:: THE DATA

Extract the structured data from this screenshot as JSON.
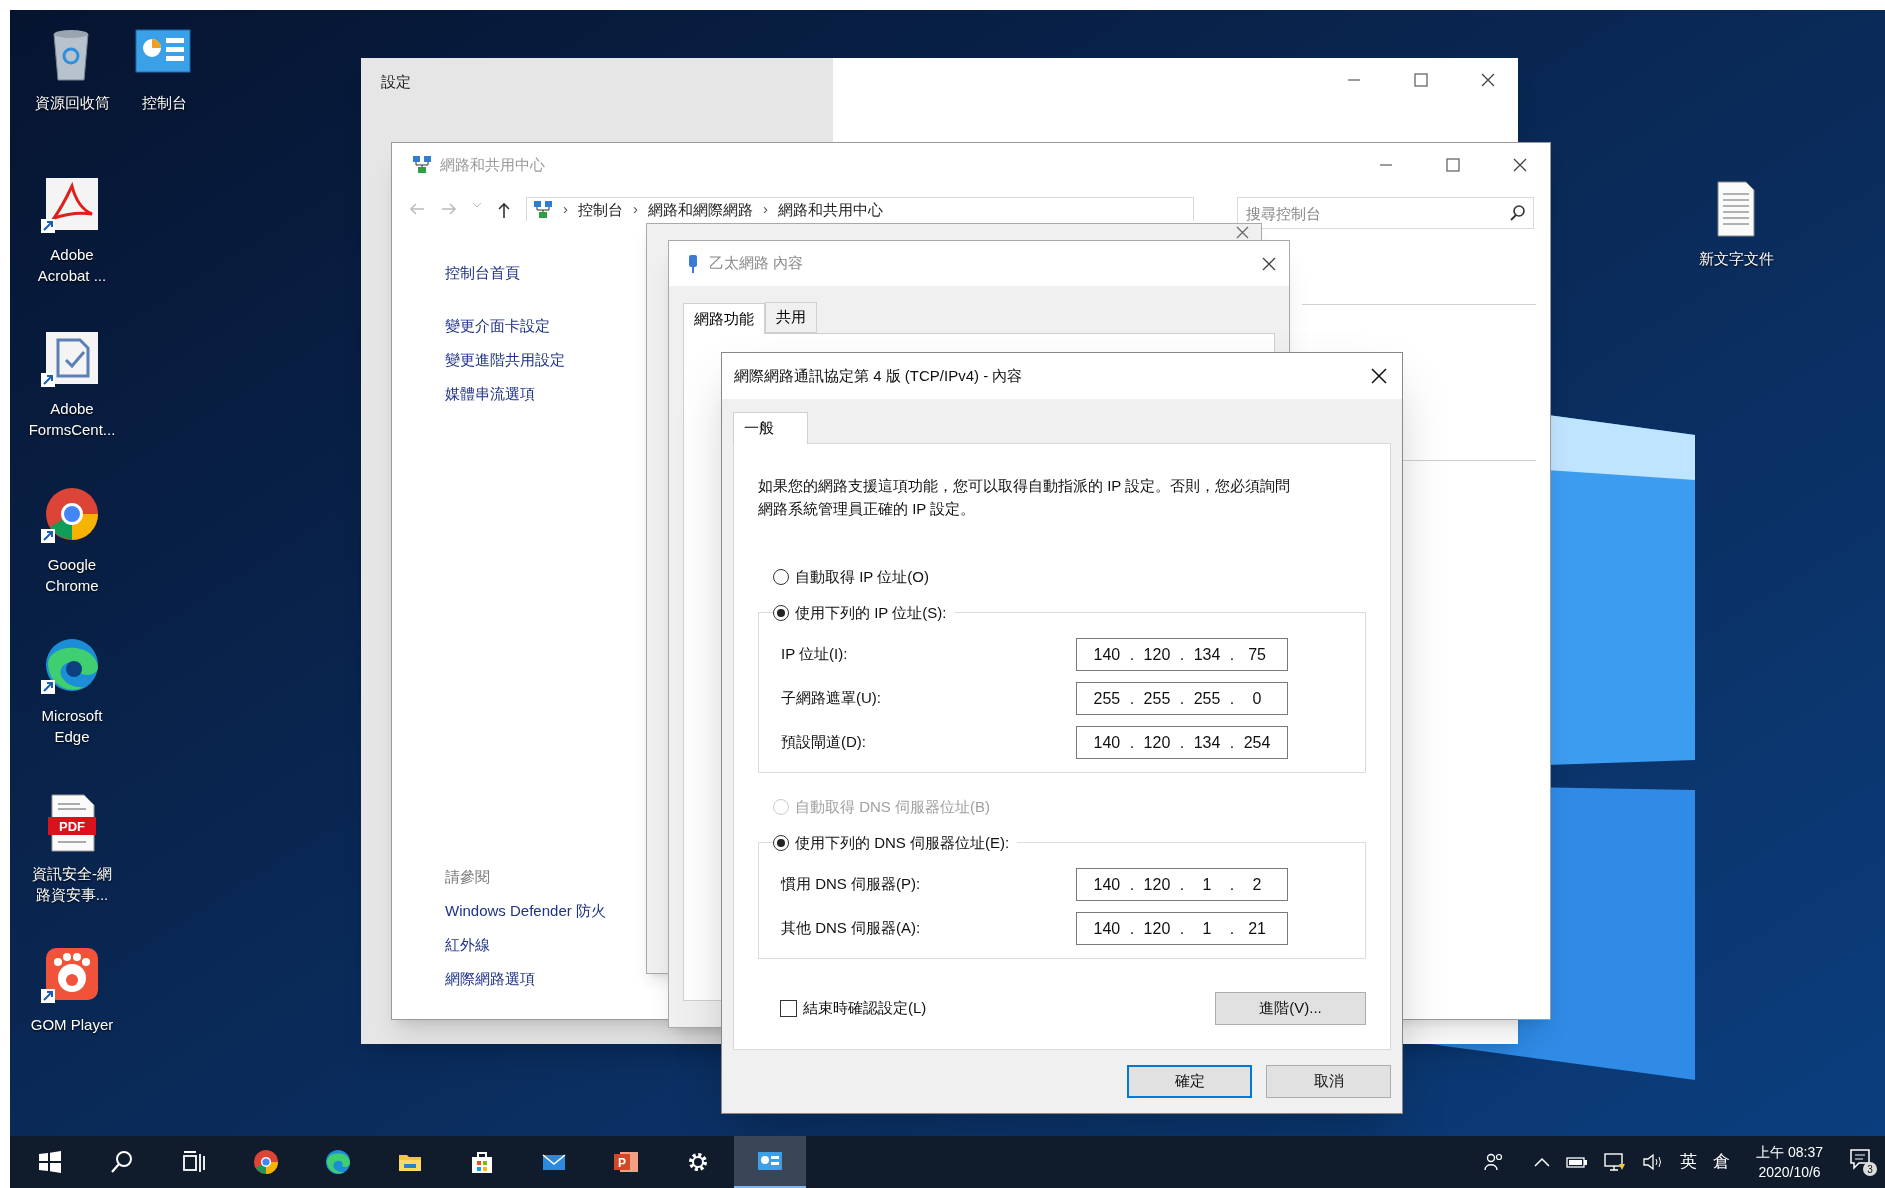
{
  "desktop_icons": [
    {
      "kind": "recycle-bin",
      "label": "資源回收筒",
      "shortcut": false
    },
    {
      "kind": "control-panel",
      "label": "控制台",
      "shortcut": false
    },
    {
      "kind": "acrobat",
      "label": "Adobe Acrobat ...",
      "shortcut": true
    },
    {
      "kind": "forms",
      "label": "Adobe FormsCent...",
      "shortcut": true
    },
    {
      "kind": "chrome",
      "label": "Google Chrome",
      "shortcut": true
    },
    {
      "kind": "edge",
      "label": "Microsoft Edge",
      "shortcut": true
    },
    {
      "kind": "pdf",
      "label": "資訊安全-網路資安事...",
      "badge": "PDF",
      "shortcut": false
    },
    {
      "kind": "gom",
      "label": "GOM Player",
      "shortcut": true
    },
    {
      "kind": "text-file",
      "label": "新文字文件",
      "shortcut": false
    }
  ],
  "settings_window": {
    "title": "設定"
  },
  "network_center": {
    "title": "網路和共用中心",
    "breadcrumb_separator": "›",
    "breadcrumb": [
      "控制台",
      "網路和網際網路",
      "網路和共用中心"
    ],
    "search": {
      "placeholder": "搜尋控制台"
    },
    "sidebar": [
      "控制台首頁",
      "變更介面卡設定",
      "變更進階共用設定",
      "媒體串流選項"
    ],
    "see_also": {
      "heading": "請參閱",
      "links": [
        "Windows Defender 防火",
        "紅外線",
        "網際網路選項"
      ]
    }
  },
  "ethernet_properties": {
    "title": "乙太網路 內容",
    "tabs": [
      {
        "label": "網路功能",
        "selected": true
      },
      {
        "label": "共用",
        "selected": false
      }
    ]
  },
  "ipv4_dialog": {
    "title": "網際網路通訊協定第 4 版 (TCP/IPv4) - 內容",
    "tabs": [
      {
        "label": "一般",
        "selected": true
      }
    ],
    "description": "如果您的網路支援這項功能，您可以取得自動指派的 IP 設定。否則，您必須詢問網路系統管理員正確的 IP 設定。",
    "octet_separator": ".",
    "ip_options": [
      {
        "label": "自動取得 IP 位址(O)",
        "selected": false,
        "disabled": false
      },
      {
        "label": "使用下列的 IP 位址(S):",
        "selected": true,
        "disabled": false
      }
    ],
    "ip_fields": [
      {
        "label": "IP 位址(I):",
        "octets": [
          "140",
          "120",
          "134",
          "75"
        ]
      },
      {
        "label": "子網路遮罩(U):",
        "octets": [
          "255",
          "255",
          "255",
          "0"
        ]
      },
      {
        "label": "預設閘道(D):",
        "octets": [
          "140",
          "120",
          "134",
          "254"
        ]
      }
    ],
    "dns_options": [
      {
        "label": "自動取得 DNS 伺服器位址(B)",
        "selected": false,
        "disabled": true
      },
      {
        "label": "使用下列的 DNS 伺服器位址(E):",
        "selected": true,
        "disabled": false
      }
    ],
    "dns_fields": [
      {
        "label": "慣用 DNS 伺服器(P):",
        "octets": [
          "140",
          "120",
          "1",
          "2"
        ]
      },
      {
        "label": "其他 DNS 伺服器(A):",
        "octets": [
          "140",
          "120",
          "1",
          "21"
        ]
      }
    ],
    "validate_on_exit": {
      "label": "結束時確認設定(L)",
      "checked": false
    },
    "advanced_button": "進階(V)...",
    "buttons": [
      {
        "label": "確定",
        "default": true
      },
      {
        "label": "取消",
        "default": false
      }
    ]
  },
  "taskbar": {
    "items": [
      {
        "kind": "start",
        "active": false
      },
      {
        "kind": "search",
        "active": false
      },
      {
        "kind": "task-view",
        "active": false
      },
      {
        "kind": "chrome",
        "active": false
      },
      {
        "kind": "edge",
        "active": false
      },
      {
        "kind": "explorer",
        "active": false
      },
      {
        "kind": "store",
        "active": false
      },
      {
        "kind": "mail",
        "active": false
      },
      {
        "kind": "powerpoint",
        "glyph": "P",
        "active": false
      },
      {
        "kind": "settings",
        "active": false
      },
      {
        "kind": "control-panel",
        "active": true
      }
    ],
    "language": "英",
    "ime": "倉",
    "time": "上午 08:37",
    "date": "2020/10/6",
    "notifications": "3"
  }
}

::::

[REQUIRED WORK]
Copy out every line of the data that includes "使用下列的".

[FINISHED EXERCISE]
        "label": "使用下列的 IP 位址(S):",
        "label": "使用下列的 DNS 伺服器位址(E):",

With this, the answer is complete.